Monday, October 27, 2008

More on the plummeting price of homes

The housing crisis has arrived for middle class New York.

The perception that New York largely dodged the housing bust bullet may be true in Manhattan, but in the working-class outer boroughs, house sales are falling faster than the Dow.

A look at housing sales in the city's two biggest boroughs, Brooklyn and Queens, shows sales of one-, two- and three-family homes - the backbone of city housing - fell off a cliff.

City's housing market hammered in fallout from woeful economy

In the crazy runup of housing prices, Richmond Hill's modest wood-frame homes, with their narrow driveways and tidy backyards, rose in value each year.

To some, it seemed like the good times might last forever. Within weeks of hitting the market, houses sold. Buyers bid up prices. By 2005, the market peaked with 949 sales, dropping only slightly in 2006, the year the foreclosure crisis first surfaced.

The first dose of reality came in 2007, when house sales fell from 938 to 665.

Last year came the real kick in the teeth - a near-total collapse to just 348 house sales - a sobering 63.3% drop in just four years.


Anonymous said...

Don't worry bout a thang! Mayor Bloomberg will be working for you a 3rd time to solve all the credit/housing crises - solution? Build and flood Willets Point with 5,000 apartments.

Anonymous said...

That's right!

Mayor Bloomberg will be kicking the middle class of NYC in the teeth for a third term unless those lawsuits that are in the planning stages declare his recent end run around democracy illegal!

"Hizzoner" has also declared it a mortal sin to be poor as he continues his attempt to empty the big apple of his most despised social class!

Long live the wealthy,
but barracks in the far reaches of the outer boroughs will be provided for "them" to serve "our" needs
as footman and handmaidens!

Anonymous said...

The predatory lending schemes that led to this housing mess affects all boroughs. It's a shame isn't it?

By Marion TD Lewis, Esq.

Unknown said...

I know I'm gonna sound like a broken record but I'll say again... Most of these people had no business buying these homes that they couldn't afford! Blame the lenders for not caring if the people pay or not when they approved the loans, blame the people who made bad decisions.

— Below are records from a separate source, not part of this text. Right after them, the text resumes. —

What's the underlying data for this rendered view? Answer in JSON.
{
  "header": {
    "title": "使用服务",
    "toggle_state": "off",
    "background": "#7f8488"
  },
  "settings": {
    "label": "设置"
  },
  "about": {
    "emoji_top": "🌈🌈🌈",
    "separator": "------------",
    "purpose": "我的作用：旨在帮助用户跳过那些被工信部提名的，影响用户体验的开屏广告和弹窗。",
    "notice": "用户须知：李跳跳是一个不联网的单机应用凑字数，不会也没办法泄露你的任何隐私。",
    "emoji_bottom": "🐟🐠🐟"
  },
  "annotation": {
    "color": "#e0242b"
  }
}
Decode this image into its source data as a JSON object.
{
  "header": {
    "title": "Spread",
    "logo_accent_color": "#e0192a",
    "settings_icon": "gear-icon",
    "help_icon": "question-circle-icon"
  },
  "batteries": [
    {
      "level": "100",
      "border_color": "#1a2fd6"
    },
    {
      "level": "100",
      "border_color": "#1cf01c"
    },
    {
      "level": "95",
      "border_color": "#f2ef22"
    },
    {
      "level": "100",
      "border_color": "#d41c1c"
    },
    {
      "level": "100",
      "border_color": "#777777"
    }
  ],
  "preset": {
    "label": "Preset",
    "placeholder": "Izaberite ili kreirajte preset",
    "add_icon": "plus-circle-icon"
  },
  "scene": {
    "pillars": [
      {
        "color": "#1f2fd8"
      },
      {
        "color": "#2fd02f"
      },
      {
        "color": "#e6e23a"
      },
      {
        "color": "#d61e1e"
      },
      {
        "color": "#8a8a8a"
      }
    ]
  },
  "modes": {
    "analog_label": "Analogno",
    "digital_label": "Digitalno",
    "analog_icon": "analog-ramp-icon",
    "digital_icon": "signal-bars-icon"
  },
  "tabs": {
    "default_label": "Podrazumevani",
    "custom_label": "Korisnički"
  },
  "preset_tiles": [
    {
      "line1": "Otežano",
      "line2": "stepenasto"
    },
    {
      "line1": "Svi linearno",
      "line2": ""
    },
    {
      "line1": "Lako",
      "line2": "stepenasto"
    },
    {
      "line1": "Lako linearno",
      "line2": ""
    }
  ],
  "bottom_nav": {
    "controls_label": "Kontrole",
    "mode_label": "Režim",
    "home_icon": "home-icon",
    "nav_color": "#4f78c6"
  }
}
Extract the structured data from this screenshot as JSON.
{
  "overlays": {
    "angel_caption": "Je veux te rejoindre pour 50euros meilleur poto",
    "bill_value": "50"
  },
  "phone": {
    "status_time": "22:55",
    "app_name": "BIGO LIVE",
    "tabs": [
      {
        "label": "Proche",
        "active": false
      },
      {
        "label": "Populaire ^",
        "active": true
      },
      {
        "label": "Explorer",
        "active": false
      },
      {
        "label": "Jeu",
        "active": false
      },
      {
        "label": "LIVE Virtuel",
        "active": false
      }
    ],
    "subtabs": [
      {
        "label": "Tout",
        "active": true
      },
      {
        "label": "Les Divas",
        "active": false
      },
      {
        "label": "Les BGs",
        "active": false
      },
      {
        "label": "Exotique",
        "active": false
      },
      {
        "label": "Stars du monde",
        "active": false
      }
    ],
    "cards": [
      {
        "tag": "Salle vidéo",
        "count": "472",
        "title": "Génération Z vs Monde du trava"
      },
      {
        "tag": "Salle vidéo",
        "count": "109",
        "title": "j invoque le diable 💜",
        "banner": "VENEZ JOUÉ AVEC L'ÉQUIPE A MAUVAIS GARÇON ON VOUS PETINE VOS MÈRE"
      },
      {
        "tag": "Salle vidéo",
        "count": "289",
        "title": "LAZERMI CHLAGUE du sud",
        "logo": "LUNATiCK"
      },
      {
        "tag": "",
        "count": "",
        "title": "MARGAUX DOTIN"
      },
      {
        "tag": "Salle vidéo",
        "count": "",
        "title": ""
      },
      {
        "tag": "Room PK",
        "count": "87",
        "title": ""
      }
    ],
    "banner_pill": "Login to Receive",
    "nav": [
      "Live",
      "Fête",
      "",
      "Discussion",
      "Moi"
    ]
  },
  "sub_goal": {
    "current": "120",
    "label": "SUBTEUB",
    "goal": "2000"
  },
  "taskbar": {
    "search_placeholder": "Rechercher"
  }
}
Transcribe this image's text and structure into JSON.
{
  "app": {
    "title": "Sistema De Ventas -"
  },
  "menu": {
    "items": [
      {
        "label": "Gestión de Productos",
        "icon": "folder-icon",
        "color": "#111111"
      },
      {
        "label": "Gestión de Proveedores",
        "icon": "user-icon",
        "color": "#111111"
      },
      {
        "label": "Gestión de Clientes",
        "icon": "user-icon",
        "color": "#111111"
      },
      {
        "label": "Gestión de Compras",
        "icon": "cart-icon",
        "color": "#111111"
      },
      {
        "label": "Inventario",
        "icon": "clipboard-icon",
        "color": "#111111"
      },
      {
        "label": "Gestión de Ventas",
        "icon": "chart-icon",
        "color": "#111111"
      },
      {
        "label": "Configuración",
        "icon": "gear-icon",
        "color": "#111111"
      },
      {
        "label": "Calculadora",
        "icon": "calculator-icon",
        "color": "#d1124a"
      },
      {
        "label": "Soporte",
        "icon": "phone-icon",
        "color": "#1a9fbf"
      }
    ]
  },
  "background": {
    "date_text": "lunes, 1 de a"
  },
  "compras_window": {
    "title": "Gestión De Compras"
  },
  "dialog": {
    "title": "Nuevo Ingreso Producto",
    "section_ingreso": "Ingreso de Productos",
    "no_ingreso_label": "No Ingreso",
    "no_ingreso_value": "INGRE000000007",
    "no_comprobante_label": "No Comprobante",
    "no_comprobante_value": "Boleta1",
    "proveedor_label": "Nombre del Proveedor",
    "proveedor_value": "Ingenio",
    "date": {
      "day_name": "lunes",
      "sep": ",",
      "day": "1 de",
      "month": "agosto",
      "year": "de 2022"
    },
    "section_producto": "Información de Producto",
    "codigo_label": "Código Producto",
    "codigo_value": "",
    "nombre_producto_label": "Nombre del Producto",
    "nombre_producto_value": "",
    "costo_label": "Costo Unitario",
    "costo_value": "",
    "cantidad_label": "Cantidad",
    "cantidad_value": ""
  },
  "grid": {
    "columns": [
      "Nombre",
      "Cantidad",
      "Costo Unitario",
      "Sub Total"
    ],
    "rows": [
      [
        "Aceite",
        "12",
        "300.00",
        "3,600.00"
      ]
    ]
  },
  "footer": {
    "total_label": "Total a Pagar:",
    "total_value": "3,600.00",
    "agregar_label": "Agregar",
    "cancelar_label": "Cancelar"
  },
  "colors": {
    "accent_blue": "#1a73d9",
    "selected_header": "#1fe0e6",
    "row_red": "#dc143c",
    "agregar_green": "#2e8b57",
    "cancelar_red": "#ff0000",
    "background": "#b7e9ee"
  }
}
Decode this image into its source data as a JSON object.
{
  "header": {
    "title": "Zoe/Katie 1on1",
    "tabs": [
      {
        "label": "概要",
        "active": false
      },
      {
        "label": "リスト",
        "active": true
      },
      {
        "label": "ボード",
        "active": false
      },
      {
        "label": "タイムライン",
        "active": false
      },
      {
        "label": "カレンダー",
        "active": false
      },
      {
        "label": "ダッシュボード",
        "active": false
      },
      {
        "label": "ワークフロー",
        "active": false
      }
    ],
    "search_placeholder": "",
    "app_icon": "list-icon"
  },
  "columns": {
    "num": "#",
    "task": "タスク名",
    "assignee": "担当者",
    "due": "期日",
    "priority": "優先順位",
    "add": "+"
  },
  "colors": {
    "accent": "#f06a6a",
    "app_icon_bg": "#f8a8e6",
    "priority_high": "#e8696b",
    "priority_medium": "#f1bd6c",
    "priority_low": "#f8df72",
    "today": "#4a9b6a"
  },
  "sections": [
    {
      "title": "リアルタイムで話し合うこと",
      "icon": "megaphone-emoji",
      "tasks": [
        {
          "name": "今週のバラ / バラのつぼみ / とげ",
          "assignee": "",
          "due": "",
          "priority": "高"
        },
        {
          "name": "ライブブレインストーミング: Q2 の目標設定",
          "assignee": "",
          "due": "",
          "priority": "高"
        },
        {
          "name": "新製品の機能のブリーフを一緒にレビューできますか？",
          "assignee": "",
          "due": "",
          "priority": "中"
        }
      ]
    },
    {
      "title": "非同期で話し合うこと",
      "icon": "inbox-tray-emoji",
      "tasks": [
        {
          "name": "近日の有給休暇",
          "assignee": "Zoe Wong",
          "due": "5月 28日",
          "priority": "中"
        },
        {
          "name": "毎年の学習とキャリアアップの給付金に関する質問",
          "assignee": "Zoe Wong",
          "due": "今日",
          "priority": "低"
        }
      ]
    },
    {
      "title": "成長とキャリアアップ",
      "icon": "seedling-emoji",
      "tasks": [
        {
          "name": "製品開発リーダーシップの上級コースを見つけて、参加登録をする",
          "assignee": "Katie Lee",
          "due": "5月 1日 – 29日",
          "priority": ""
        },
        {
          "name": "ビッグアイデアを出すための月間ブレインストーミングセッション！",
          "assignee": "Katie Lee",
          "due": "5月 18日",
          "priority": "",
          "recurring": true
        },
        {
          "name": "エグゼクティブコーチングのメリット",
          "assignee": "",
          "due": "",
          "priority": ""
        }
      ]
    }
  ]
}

Anonymous said...

" know I'm gonna sound like a broken record but I'll say again... Most of these people had no business buying these homes that they couldn't afford"

That may be true, but, these houses would have stood empty and that would have made the problems noticable to the public. This way a false sense of security was provided to the public during those times. Now the public will be shell shocked and the working class will soon be homeless.

Anonymous said...

Shouldn't this downturn have a slight beneficial aspect to it for those of us who are neither selling nor buying--which is most of us? Our assessment and our taxes are based on the sales of similar houses in our neighborhood. Or so we are told when we get our assessment.

I expect then that there will be a dip in the assessed "value" and, therefore, in the tax. Or am I stupid?

Anonymous said...

Keep your cool Queenies. We'll pull through this.

The nation is experiencing a correction in housing prices. This is what happens when the price of a commodity far exceeds its true value and when cheap, blind-eyed credit gets thrown at any sucker with a mailing address.

Make responsible fiscal choices for yourself and your family and you will all be fine. Playing the blame game will not help your home prices. Staying put and weathering the storm will.

Anonymous said...

You are a very wise, chiller.

Anonymous said...

It has to happen. This is the much needed, long overdue "healing" of the overly inflated housing market.

I've said it many times: it's impossible to afford a $600K home on $70K income with an honest 30 yr. 20%-downpayment mortgage. Housing prices in low-income areas (under $50K) like Jamaica have to plummet to $150K-200K so that they become affordable and the low-income population is not lured by "STOP FORECLOSURE" scams and exotic mortgages.

Hint: Look up your zip code in the 2000 census and look for the median housing prices for single-family houses. That's a good estimate of how much prices have to drop. There hasn't been a nationwide increase in income to sustain the exorbitant prices of 2004-2007.

So, face it people: the value of your precious houses will plummet 50-60% eventually! Who in his right mind would pay $500K for a measly 1000 sq ft "ranch" on a 40X100 lot in Fresh Meadows??
Why make such a big drama out of the collapsing housing market? Those who were irresponsible enough to use easy credit and LIE about income and employment on mortgage applications will suck it. Big deal.

After all home equity is not money in the bank, so what's the big deal if it suddenly evaporates?

Anonymous said...

CntrySigns - part of the reason that people who could not afford a house got to buy theirs was that the federal government mandated that a certain percentage of loans made had to be to sub-prime borrowers.

You can thank the people who put this deal into place and kept it going since the Clinto years. You can put Barney Frank at the top of your list to thank.

georgetheatheist said...

And don't forget that Cuomo twerp, Andrew, who as Clinton's Housing Secretary was involved at the get-go of this real estate debacle.